INPUT MATERIAL

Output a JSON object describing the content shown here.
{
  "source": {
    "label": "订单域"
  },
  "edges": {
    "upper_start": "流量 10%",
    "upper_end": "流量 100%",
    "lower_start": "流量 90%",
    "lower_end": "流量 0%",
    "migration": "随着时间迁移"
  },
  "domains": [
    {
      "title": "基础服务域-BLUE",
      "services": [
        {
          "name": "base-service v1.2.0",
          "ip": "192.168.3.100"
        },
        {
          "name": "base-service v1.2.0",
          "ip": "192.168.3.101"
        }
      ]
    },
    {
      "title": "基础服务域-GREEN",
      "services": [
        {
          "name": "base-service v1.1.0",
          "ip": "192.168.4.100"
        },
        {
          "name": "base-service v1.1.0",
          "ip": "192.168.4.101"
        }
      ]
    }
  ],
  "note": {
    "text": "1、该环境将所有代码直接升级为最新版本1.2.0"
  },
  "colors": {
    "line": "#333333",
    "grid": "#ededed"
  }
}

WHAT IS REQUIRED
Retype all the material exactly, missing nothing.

RESULT
Output a JSON object describing the content shown here.
{
  "source": {
    "label": "订单域"
  },
  "edges": {
    "upper_start": "流量 10%",
    "upper_end": "流量 100%",
    "lower_start": "流量 90%",
    "lower_end": "流量 0%",
    "migration": "随着时间迁移"
  },
  "domains": [
    {
      "title": "基础服务域-BLUE",
      "services": [
        {
          "name": "base-service v1.2.0",
          "ip": "192.168.3.100"
        },
        {
          "name": "base-service v1.2.0",
          "ip": "192.168.3.101"
        }
      ]
    },
    {
      "title": "基础服务域-GREEN",
      "services": [
        {
          "name": "base-service v1.1.0",
          "ip": "192.168.4.100"
        },
        {
          "name": "base-service v1.1.0",
          "ip": "192.168.4.101"
        }
      ]
    }
  ],
  "note": {
    "text": "1、该环境将所有代码直接升级为最新版本1.2.0"
  },
  "colors": {
    "line": "#333333",
    "grid": "#ededed"
  }
}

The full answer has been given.